#### WORK TASK:
Repeat the entries exactly as they are written.

#### GIVEN INFORMATION:

# # # #

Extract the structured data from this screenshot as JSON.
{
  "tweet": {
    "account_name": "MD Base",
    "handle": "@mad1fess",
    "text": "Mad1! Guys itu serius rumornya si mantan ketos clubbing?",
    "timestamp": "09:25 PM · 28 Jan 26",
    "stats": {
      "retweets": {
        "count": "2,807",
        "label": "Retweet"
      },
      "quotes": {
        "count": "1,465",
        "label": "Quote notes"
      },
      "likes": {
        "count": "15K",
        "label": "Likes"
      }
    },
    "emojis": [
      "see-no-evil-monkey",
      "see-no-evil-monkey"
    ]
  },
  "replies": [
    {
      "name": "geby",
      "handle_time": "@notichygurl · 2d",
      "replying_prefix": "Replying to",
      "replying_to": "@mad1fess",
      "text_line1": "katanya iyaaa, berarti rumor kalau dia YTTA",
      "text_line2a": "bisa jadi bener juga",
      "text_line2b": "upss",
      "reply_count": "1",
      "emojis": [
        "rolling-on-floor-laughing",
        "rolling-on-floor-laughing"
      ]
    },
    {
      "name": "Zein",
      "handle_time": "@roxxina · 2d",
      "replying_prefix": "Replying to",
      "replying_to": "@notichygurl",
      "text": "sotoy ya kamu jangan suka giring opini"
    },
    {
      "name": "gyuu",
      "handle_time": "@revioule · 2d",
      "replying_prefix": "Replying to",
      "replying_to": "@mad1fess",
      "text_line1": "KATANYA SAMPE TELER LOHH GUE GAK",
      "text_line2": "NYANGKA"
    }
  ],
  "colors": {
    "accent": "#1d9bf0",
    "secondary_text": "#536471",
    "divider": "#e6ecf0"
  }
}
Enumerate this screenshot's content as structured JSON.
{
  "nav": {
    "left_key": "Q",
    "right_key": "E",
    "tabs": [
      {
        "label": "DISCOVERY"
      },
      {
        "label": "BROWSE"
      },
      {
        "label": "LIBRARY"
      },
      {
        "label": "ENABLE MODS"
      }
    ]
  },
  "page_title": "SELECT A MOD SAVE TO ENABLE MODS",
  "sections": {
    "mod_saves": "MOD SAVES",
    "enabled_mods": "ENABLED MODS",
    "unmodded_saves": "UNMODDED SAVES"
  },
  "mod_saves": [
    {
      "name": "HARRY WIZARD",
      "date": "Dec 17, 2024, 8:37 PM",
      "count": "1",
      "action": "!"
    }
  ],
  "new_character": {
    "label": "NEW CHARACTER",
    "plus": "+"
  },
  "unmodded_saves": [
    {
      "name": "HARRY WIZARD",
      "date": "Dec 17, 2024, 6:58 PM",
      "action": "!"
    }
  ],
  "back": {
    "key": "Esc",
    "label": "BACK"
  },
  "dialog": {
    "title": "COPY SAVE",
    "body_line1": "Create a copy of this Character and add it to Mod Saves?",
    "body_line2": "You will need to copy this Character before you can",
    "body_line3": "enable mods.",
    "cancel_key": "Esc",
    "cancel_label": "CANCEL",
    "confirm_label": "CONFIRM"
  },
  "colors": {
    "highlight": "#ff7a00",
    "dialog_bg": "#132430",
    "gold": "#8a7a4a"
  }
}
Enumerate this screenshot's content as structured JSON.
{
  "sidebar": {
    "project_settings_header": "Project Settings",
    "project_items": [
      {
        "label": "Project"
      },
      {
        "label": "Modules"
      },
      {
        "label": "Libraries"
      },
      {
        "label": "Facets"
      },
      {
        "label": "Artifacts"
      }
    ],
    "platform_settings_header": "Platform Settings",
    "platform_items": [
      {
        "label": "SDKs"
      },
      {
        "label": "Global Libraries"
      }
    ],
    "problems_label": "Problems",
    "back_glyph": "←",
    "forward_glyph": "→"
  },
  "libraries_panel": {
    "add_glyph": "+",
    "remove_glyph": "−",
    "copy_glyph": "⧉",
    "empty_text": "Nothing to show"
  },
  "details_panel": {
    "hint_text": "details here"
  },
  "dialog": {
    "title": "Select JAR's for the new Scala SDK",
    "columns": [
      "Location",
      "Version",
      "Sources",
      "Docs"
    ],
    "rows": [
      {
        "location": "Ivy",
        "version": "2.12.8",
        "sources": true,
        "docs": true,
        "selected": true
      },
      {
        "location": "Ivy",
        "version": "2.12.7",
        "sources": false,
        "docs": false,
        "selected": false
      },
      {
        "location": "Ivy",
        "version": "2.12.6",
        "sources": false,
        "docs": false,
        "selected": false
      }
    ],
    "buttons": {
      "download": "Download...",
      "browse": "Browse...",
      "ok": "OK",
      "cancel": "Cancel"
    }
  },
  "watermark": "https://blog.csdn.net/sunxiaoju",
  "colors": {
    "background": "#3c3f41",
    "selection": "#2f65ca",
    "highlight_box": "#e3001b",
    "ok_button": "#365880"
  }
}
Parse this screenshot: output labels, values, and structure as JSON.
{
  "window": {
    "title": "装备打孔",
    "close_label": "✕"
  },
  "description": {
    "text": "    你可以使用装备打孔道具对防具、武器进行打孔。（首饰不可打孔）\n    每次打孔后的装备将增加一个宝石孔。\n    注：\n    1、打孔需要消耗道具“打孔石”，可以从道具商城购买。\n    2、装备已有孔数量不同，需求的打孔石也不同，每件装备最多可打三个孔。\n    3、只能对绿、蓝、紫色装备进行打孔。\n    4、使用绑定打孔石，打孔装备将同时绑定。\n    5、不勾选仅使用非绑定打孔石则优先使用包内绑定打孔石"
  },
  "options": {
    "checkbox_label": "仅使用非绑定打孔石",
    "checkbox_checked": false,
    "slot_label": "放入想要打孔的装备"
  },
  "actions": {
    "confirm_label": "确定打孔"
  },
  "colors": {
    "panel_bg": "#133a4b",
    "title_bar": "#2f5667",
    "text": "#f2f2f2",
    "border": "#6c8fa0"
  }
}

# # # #

#### THE COMPLETED TASK:
Extract the structured data from this screenshot as JSON.
{
  "tweet": {
    "account_name": "MD Base",
    "handle": "@mad1fess",
    "text": "Mad1! Guys itu serius rumornya si mantan ketos clubbing?",
    "timestamp": "09:25 PM · 28 Jan 26",
    "stats": {
      "retweets": {
        "count": "2,807",
        "label": "Retweet"
      },
      "quotes": {
        "count": "1,465",
        "label": "Quote notes"
      },
      "likes": {
        "count": "15K",
        "label": "Likes"
      }
    },
    "emojis": [
      "see-no-evil-monkey",
      "see-no-evil-monkey"
    ]
  },
  "replies": [
    {
      "name": "geby",
      "handle_time": "@notichygurl · 2d",
      "replying_prefix": "Replying to",
      "replying_to": "@mad1fess",
      "text_line1": "katanya iyaaa, berarti rumor kalau dia YTTA",
      "text_line2a": "bisa jadi bener juga",
      "text_line2b": "upss",
      "reply_count": "1",
      "emojis": [
        "rolling-on-floor-laughing",
        "rolling-on-floor-laughing"
      ]
    },
    {
      "name": "Zein",
      "handle_time": "@roxxina · 2d",
      "replying_prefix": "Replying to",
      "replying_to": "@notichygurl",
      "text": "sotoy ya kamu jangan suka giring opini"
    },
    {
      "name": "gyuu",
      "handle_time": "@revioule · 2d",
      "replying_prefix": "Replying to",
      "replying_to": "@mad1fess",
      "text_line1": "KATANYA SAMPE TELER LOHH GUE GAK",
      "text_line2": "NYANGKA"
    }
  ],
  "colors": {
    "accent": "#1d9bf0",
    "secondary_text": "#536471",
    "divider": "#e6ecf0"
  }
}
Enumerate this screenshot's content as structured JSON.
{
  "nav": {
    "left_key": "Q",
    "right_key": "E",
    "tabs": [
      {
        "label": "DISCOVERY"
      },
      {
        "label": "BROWSE"
      },
      {
        "label": "LIBRARY"
      },
      {
        "label": "ENABLE MODS"
      }
    ]
  },
  "page_title": "SELECT A MOD SAVE TO ENABLE MODS",
  "sections": {
    "mod_saves": "MOD SAVES",
    "enabled_mods": "ENABLED MODS",
    "unmodded_saves": "UNMODDED SAVES"
  },
  "mod_saves": [
    {
      "name": "HARRY WIZARD",
      "date": "Dec 17, 2024, 8:37 PM",
      "count": "1",
      "action": "!"
    }
  ],
  "new_character": {
    "label": "NEW CHARACTER",
    "plus": "+"
  },
  "unmodded_saves": [
    {
      "name": "HARRY WIZARD",
      "date": "Dec 17, 2024, 6:58 PM",
      "action": "!"
    }
  ],
  "back": {
    "key": "Esc",
    "label": "BACK"
  },
  "dialog": {
    "title": "COPY SAVE",
    "body_line1": "Create a copy of this Character and add it to Mod Saves?",
    "body_line2": "You will need to copy this Character before you can",
    "body_line3": "enable mods.",
    "cancel_key": "Esc",
    "cancel_label": "CANCEL",
    "confirm_label": "CONFIRM"
  },
  "colors": {
    "highlight": "#ff7a00",
    "dialog_bg": "#132430",
    "gold": "#8a7a4a"
  }
}
Enumerate this screenshot's content as structured JSON.
{
  "sidebar": {
    "project_settings_header": "Project Settings",
    "project_items": [
      {
        "label": "Project"
      },
      {
        "label": "Modules"
      },
      {
        "label": "Libraries"
      },
      {
        "label": "Facets"
      },
      {
        "label": "Artifacts"
      }
    ],
    "platform_settings_header": "Platform Settings",
    "platform_items": [
      {
        "label": "SDKs"
      },
      {
        "label": "Global Libraries"
      }
    ],
    "problems_label": "Problems",
    "back_glyph": "←",
    "forward_glyph": "→"
  },
  "libraries_panel": {
    "add_glyph": "+",
    "remove_glyph": "−",
    "copy_glyph": "⧉",
    "empty_text": "Nothing to show"
  },
  "details_panel": {
    "hint_text": "details here"
  },
  "dialog": {
    "title": "Select JAR's for the new Scala SDK",
    "columns": [
      "Location",
      "Version",
      "Sources",
      "Docs"
    ],
    "rows": [
      {
        "location": "Ivy",
        "version": "2.12.8",
        "sources": true,
        "docs": true,
        "selected": true
      },
      {
        "location": "Ivy",
        "version": "2.12.7",
        "sources": false,
        "docs": false,
        "selected": false
      },
      {
        "location": "Ivy",
        "version": "2.12.6",
        "sources": false,
        "docs": false,
        "selected": false
      }
    ],
    "buttons": {
      "download": "Download...",
      "browse": "Browse...",
      "ok": "OK",
      "cancel": "Cancel"
    }
  },
  "watermark": "https://blog.csdn.net/sunxiaoju",
  "colors": {
    "background": "#3c3f41",
    "selection": "#2f65ca",
    "highlight_box": "#e3001b",
    "ok_button": "#365880"
  }
}
Parse this screenshot: output labels, values, and structure as JSON.
{
  "window": {
    "title": "装备打孔",
    "close_label": "✕"
  },
  "description": {
    "text": "    你可以使用装备打孔道具对防具、武器进行打孔。（首饰不可打孔）\n    每次打孔后的装备将增加一个宝石孔。\n    注：\n    1、打孔需要消耗道具“打孔石”，可以从道具商城购买。\n    2、装备已有孔数量不同，需求的打孔石也不同，每件装备最多可打三个孔。\n    3、只能对绿、蓝、紫色装备进行打孔。\n    4、使用绑定打孔石，打孔装备将同时绑定。\n    5、不勾选仅使用非绑定打孔石则优先使用包内绑定打孔石"
  },
  "options": {
    "checkbox_label": "仅使用非绑定打孔石",
    "checkbox_checked": false,
    "slot_label": "放入想要打孔的装备"
  },
  "actions": {
    "confirm_label": "确定打孔"
  },
  "colors": {
    "panel_bg": "#133a4b",
    "title_bar": "#2f5667",
    "text": "#f2f2f2",
    "border": "#6c8fa0"
  }
}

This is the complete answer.